___ Task input ___
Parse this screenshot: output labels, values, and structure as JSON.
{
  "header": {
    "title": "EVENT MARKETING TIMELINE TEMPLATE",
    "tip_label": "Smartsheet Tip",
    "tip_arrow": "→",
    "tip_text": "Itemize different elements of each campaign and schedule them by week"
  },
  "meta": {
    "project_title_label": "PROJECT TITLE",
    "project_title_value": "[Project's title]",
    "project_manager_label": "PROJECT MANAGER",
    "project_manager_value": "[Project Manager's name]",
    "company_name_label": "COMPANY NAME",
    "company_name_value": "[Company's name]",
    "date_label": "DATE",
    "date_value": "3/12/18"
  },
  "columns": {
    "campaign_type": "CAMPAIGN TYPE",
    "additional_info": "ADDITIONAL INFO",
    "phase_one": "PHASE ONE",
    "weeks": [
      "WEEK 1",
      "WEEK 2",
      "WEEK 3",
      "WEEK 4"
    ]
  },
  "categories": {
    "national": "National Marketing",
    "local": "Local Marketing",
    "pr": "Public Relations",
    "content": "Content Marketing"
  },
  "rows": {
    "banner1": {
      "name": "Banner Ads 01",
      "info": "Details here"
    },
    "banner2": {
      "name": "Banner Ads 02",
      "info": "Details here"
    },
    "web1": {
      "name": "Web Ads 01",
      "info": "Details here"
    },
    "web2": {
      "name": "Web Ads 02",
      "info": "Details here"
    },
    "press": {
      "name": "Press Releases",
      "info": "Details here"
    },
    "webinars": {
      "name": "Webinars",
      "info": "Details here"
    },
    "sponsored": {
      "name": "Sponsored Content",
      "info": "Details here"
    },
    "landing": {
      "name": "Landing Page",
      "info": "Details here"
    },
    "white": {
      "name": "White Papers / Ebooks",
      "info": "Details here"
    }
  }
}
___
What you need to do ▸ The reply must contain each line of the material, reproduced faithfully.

Finished exercise ▸
Parse this screenshot: output labels, values, and structure as JSON.
{
  "header": {
    "title": "EVENT MARKETING TIMELINE TEMPLATE",
    "tip_label": "Smartsheet Tip",
    "tip_arrow": "→",
    "tip_text": "Itemize different elements of each campaign and schedule them by week"
  },
  "meta": {
    "project_title_label": "PROJECT TITLE",
    "project_title_value": "[Project's title]",
    "project_manager_label": "PROJECT MANAGER",
    "project_manager_value": "[Project Manager's name]",
    "company_name_label": "COMPANY NAME",
    "company_name_value": "[Company's name]",
    "date_label": "DATE",
    "date_value": "3/12/18"
  },
  "columns": {
    "campaign_type": "CAMPAIGN TYPE",
    "additional_info": "ADDITIONAL INFO",
    "phase_one": "PHASE ONE",
    "weeks": [
      "WEEK 1",
      "WEEK 2",
      "WEEK 3",
      "WEEK 4"
    ]
  },
  "categories": {
    "national": "National Marketing",
    "local": "Local Marketing",
    "pr": "Public Relations",
    "content": "Content Marketing"
  },
  "rows": {
    "banner1": {
      "name": "Banner Ads 01",
      "info": "Details here"
    },
    "banner2": {
      "name": "Banner Ads 02",
      "info": "Details here"
    },
    "web1": {
      "name": "Web Ads 01",
      "info": "Details here"
    },
    "web2": {
      "name": "Web Ads 02",
      "info": "Details here"
    },
    "press": {
      "name": "Press Releases",
      "info": "Details here"
    },
    "webinars": {
      "name": "Webinars",
      "info": "Details here"
    },
    "sponsored": {
      "name": "Sponsored Content",
      "info": "Details here"
    },
    "landing": {
      "name": "Landing Page",
      "info": "Details here"
    },
    "white": {
      "name": "White Papers / Ebooks",
      "info": "Details here"
    }
  }
}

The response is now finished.